> [Data for processing]:
_ _ _ _ _

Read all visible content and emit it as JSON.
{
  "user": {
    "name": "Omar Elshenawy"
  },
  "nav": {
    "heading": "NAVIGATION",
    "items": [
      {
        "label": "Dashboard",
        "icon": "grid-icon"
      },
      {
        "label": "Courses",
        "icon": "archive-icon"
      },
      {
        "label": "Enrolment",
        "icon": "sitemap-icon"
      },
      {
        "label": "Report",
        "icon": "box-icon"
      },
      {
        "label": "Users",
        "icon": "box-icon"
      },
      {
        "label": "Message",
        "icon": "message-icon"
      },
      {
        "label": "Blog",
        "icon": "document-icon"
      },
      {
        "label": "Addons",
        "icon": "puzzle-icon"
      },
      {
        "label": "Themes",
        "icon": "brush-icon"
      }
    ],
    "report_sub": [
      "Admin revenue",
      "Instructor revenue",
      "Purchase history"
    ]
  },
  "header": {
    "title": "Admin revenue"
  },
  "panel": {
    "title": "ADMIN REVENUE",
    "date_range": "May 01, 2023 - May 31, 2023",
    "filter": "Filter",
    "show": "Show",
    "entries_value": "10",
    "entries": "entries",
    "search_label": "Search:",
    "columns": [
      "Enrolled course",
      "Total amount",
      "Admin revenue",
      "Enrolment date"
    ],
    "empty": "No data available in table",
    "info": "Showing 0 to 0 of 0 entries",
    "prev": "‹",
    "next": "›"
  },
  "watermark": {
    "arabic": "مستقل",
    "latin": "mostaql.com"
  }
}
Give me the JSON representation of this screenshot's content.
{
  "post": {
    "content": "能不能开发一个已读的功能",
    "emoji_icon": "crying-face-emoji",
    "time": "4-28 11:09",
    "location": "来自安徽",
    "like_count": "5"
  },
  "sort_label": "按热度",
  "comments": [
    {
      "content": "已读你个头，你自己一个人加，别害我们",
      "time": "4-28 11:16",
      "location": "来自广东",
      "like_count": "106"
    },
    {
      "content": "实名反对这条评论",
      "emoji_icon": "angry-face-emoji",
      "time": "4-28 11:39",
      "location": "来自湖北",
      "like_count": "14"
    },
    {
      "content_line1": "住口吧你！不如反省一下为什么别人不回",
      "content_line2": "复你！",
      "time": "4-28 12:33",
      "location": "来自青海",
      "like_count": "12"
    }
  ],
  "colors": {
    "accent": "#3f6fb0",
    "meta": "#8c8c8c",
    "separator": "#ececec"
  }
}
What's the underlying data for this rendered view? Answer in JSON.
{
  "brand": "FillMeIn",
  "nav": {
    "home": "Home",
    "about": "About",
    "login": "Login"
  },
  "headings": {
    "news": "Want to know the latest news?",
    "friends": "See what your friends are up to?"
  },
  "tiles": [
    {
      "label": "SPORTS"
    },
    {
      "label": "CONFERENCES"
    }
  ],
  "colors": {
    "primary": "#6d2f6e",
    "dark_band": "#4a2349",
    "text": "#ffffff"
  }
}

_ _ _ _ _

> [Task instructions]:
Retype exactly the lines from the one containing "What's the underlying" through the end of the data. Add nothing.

> [Task solution]:
What's the underlying data for this rendered view? Answer in JSON.
{
  "brand": "FillMeIn",
  "nav": {
    "home": "Home",
    "about": "About",
    "login": "Login"
  },
  "headings": {
    "news": "Want to know the latest news?",
    "friends": "See what your friends are up to?"
  },
  "tiles": [
    {
      "label": "SPORTS"
    },
    {
      "label": "CONFERENCES"
    }
  ],
  "colors": {
    "primary": "#6d2f6e",
    "dark_band": "#4a2349",
    "text": "#ffffff"
  }
}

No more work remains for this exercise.